Actors Studio Drama School MFA Acting alumnus Gerrard James is in the United Kingdom to further hone his craft at LAMDA (the London Academy of Music & Dramatic Art). James is a recipient of The John Wood Fulbright Award, which provides international students with the opportunity to pursue a Masters in Classical Acting at LAMDA.
What was your experience like growing up?
I am originally from Trumbull, Connecticut, and I truly have the best family I could’ve asked for. Although my nuclear familial life was very supportive and I was able to make friends, my overall social connection to kids—and teachers—around me was sometimes challenging. My parents ensured that my twin brother and I were proud to be African American and felt connected to our cultural heritage; however, I never felt like I could express that pride in school or around my mostly white classmates.
How did you get into acting?
My dream of wanting to act always felt like a secret growing up. It started when I saw Mission Impossible on my eleventh birthday and grew after seeing Denzel Washington in Glory. However, I didn’t start taking acting seriously as something that I could pursue until I met a friend at Morehouse College. He convinced me to take an introductory course in acting and I fell in love with the class. I acted in a play and felt the call to change my major from finance to acting, but I ignored it. It wasn’t until I was working in the hedge fund department of JP Morgan Chase that I finally took the leap to pursue acting as a career.
Fulbright winner Gerrard James '17 (R) with President Krislov (L).
Do you have a particularly important mentor or role model?
I actually have three really important mentors that I will be thanking for the rest of my life. Crystal Dickinson, who taught my introductory class in acting at Morehouse College, showed me that I could authentically bring aspects of myself to my work. After leaving JP Morgan Chase, I studied at The New York Conservatory for Dramatic Arts where I met Quinn Cassavale. She taught my Meisner [acting] technique class and really encouraged me to be vulnerable. I loved every acting teacher I had at The Actors Studio Drama School, but I would say that Susan Aston had the most profound impact on me.
Describe your experience at the Actors Studio Drama School.
Going to The Actors Studio Drama School, I felt like I was learning magic. Prior to entering the program, I had never worked as intensely and imaginatively while acting. I know that may seem like an embellishment, but I truly loved my acting teachers and felt like I walked away from the program a stronger actor and a more developed artist. I learned that my entire body—and imagination—is an instrument, and my training finely tuned that instrument while giving me the confidence to play any role that comes my way. I usually worked on very dramatic material, but I had an incredible experience performing a comedic piece my second year titled Road to Nirvana. I bonded with the entire cast (we are all still friends to this day) and I honestly think that is the most fun I’ve ever had in rehearsal and on stage.

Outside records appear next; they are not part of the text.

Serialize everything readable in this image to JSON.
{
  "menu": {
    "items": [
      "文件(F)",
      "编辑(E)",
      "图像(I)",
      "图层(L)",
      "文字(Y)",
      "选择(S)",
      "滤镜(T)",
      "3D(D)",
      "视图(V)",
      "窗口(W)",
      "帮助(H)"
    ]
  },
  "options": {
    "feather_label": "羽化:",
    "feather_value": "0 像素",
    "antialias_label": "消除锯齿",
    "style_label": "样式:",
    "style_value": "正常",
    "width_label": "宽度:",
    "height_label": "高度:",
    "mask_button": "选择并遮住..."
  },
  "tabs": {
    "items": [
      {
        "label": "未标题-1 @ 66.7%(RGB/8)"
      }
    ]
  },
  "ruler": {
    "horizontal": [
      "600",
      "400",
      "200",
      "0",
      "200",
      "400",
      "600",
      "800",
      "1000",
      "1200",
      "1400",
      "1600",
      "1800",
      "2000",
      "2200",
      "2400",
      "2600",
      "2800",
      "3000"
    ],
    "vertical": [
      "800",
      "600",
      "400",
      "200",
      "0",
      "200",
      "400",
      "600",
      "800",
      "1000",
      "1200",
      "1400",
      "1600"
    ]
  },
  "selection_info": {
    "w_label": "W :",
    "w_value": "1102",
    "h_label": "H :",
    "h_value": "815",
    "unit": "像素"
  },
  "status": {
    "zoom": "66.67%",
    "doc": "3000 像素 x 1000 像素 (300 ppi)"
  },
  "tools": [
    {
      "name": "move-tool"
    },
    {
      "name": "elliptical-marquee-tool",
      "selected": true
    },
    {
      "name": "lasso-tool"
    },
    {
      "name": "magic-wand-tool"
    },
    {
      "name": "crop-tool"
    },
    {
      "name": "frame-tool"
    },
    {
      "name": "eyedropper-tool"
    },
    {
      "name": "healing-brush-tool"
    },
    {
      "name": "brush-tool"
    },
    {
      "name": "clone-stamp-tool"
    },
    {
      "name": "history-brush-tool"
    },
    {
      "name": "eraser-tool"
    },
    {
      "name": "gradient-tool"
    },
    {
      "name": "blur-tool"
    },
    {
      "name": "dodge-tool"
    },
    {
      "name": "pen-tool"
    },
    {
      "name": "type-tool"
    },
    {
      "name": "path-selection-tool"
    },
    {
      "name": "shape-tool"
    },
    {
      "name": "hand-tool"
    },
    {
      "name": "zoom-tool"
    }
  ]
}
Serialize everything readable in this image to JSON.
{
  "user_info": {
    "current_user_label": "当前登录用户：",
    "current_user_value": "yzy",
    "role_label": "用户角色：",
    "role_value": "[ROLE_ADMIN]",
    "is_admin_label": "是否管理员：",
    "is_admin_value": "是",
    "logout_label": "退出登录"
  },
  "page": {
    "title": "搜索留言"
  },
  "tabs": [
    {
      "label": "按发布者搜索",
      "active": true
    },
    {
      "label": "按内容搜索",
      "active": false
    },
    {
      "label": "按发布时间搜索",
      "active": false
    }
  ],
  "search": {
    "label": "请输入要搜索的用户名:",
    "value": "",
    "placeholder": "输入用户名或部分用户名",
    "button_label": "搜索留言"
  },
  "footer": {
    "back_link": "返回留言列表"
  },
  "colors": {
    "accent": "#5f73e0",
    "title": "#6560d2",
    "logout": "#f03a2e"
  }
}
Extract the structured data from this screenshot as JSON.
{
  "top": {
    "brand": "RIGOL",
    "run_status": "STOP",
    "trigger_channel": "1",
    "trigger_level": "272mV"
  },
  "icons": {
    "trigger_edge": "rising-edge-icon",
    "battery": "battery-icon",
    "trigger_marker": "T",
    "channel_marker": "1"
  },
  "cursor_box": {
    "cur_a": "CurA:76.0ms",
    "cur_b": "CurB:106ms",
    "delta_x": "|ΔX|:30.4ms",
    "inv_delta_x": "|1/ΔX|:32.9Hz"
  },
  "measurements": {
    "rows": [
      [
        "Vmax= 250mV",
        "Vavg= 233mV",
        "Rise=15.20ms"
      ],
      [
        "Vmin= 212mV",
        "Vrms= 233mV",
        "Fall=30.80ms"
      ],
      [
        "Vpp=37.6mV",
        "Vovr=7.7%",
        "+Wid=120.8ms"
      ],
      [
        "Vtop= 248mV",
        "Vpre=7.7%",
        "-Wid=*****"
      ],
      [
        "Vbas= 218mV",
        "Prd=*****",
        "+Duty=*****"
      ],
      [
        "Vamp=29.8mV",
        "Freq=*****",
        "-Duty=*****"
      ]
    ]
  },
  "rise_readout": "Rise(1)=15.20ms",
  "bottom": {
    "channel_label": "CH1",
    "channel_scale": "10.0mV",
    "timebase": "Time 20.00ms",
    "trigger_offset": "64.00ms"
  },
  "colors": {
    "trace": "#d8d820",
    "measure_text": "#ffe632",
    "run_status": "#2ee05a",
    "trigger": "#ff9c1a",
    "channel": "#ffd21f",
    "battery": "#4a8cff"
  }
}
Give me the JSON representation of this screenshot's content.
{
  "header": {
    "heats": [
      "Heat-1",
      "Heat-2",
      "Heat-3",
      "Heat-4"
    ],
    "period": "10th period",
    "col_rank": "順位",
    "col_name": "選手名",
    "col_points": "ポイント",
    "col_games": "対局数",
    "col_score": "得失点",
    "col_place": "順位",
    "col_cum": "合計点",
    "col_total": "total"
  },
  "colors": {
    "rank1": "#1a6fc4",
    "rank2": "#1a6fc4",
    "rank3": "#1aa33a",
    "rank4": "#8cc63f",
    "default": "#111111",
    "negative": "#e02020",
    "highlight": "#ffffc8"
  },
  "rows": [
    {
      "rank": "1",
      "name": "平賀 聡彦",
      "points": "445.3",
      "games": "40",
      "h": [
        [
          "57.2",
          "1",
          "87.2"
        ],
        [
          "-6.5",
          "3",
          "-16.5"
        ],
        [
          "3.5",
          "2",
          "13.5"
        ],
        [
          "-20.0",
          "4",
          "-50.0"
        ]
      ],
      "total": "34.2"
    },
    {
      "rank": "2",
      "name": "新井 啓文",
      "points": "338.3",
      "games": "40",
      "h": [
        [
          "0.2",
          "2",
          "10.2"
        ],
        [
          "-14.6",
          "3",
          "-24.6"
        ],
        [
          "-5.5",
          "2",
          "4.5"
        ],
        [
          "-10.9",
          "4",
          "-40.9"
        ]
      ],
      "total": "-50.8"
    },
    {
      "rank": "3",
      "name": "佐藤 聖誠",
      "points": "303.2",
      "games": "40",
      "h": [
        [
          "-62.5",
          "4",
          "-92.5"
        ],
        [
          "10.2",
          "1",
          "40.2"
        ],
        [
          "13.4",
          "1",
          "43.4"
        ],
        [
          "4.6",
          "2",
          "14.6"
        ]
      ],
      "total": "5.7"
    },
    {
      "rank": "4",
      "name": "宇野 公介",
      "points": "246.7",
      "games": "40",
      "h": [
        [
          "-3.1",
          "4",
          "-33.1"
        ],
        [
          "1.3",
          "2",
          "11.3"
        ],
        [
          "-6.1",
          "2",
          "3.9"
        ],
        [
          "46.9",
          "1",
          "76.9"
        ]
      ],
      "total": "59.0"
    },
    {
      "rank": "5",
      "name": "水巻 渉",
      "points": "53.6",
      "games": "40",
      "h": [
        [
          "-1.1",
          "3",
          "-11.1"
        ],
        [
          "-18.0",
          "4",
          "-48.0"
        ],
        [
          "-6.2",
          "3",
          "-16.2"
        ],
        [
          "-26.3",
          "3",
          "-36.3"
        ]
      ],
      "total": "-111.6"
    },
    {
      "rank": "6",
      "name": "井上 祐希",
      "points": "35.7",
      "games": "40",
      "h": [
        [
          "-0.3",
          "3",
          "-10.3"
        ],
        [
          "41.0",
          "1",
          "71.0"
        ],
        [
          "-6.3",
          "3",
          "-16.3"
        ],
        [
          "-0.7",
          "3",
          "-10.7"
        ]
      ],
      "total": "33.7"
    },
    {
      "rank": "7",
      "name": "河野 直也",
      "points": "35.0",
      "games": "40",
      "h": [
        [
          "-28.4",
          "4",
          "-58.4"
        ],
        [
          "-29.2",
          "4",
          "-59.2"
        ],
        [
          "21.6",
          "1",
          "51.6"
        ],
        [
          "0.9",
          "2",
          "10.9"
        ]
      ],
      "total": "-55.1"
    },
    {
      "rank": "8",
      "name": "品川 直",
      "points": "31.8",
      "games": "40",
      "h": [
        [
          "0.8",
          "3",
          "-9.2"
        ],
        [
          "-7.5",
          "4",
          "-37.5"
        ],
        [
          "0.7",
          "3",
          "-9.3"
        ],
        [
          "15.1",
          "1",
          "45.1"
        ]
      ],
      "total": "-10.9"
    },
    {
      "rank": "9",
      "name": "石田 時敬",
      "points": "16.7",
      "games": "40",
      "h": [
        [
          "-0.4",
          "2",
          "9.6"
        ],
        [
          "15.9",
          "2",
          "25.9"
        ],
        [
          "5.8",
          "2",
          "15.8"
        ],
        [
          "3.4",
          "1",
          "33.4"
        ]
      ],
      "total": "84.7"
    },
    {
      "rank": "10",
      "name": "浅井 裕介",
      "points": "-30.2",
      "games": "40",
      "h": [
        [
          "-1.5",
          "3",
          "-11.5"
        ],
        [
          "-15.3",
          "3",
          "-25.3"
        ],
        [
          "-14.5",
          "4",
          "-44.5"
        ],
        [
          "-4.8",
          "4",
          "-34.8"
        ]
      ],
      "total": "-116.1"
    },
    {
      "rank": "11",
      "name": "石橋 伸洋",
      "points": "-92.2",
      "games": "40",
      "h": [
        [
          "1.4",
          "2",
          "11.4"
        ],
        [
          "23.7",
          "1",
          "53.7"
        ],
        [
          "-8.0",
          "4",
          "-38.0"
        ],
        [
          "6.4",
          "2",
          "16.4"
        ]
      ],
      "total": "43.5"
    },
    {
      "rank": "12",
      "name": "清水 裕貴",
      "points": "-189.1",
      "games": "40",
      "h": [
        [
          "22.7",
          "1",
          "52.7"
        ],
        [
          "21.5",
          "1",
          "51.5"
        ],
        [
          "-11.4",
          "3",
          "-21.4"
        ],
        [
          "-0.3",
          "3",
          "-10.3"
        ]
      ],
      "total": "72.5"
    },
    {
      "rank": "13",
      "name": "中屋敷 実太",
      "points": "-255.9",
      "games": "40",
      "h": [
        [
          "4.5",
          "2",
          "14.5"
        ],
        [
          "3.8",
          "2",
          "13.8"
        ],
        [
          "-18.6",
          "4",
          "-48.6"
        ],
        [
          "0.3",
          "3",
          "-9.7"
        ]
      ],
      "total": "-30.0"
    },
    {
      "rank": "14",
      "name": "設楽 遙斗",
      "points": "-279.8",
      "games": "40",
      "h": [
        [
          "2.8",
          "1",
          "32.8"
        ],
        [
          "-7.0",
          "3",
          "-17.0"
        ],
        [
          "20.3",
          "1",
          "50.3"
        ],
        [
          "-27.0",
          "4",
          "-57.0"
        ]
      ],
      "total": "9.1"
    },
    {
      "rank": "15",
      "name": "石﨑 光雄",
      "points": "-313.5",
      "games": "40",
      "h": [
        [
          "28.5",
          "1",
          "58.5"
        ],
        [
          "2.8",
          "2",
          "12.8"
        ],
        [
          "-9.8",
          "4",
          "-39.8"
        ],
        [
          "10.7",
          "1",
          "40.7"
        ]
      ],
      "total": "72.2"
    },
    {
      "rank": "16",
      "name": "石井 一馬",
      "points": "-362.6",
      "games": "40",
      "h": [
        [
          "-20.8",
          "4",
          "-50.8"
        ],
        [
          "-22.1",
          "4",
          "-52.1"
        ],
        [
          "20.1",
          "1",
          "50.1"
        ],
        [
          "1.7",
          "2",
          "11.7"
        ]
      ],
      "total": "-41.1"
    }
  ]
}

Let’s talk about your Fulbright award.
I am extremely grateful and blessed to have received the John Wood Fulbright Award. It turned what I thought was a farfetched dream into a reality. I’m training at one of the greatest acting schools in the world and doing research on a subject that I am very passionate about: diversity in theater and film. The award has also given me a platform to change the world when it comes to diversity in theater and film, and hopefully, to leave a lasting mark that inspires others to do the same.
What do you most hope to gain from your experience in London?
I hope to learn as much about the culture in London and the rest of the UK that I can. I also hope to see as many stage performances here as possible, because I am constantly inspired by British theater.
How would you describe yourself as an actor?
That’s tough! I would definitely say that I work hard, but I hope that I am a very giving, caring, and present actor. I am most proud of my work in Detroit ’67, which I did earlier this year at the Clarence Brown Theatre. I honestly had one of the best experiences in my career working with Lisa Dixon, our director, and the rest of the cast.
What kinds of roles do you hope to pursue in the future?
I pray that I am able to continue to grow as an actor. I would love to play Hamlet and/or Macbeth. I would love to work on any Dominique Morisseau play because I am such a huge fan of her writing. I feel the same way about August Wilson. I played the antagonist once while I was at The Actors Studio Drama School in a play called One for the Road, and I would love to tackle a villainous role again on stage or screen.